Because some commodities brokerage firms can settle disputes before they are presented to the NAF, and so their complaint record could look "clean," you should perform due diligence with those you know who may be trading options or futures with the company, or go to industry organizations like the National Introducing Brokers Association to aid you in your search.
As far as commissions charged by a commodity futures broker, that's probably the least factor to consider when trading commodity options or futures. It may be more profitable if you're starting out in trading commodities to use a more experienced, and probably more expensive commissioned commodities brokerage firm.
When you learn the ropes and take care of doing your own homework, you could then trade with discount commodity futures firms which can save you a significant amount of money if you make a lot of options or futures trades.
One thing to be aware of in connection to commissions is in how the commodities brokerage or commodities futures broker handles the way they encourage you to invest or trade commodity options or futures.
There's a practice called churning, where the commodity broker continue to invest your money in options in order to earn commissions, and do little if anything to make you money. If you're charged above $90 for a round-turn, or even above $100, be very cautious of using the firm and trusting your money with them.
In most commodity investment firms you can get by with $85 a round turn or less, so go with them, as they're as reputable as any.
Another thing to look for with these types of companies is their fixation on commodity options, which require your money upfront and not on the backend. This is why these types of firms push you toward options, as they generate more money for them because of the upfront costs, so they don't have to wait for the backend.
You also get no possibility of margin calls or deficits because of the utilization of options. This doesn't mean investing in options is wrong or unethical, just that unethical companies push many people disportionately into the sector, and not much more than separating them from their money happens, as they continue to "churn" or turn over their money, gaining a commission each time the practice is enacted.

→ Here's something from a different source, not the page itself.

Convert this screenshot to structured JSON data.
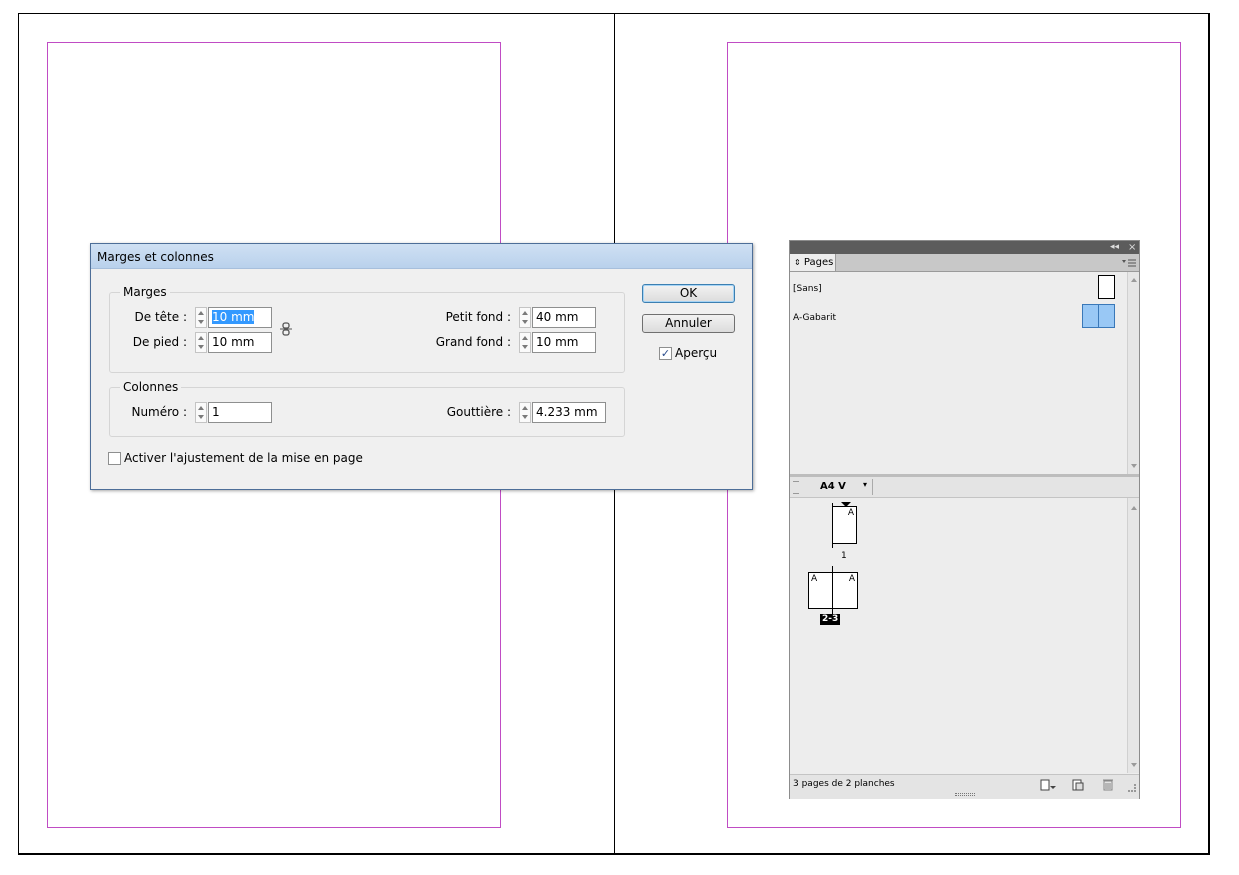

Although these types of commodity futures brokerages could be anywhere in the USA, the majority are on the east coast of southern Florida or in the Los Angeles region.
After selecting a commodity brokerage options and futures company, then comes the important part of making a decision on who your individual broker will be.
The two most important aspects here are experience and knowledge of commodities markets, and absolute honesty and integrity.
Because you should be looking at a long term relationship with a commodities futures broker, you should also fell like that individual is able to communicate well with you, so personality could be a secondary element of importance. The reason that's so important with a futures broker is even if you're doing farely well with you investments, you could start to have doubts if open communication isn't one of the strengths of the broker.
From there, make sure you communicate your goals and purpose for investing in futures or options, as they could even change from trade to trade, depending on why you're entering the commodities market.
Finally, in choosing a broker make sure they're knowledgeable about whatever commodities options or futures sector you want to invest in. You don't want him to be good in grains but not know about precious metals. You want him to be good in both if that's part of your commodity investing strategy.
So choose you commodity futures trading firm well, and zero in on the commodity futures broker even more once that is completely. Commodities are going to outperform other investment sectors in the years ahead, and those with a long term strategy and who do their homework will be much more successful than those that don't.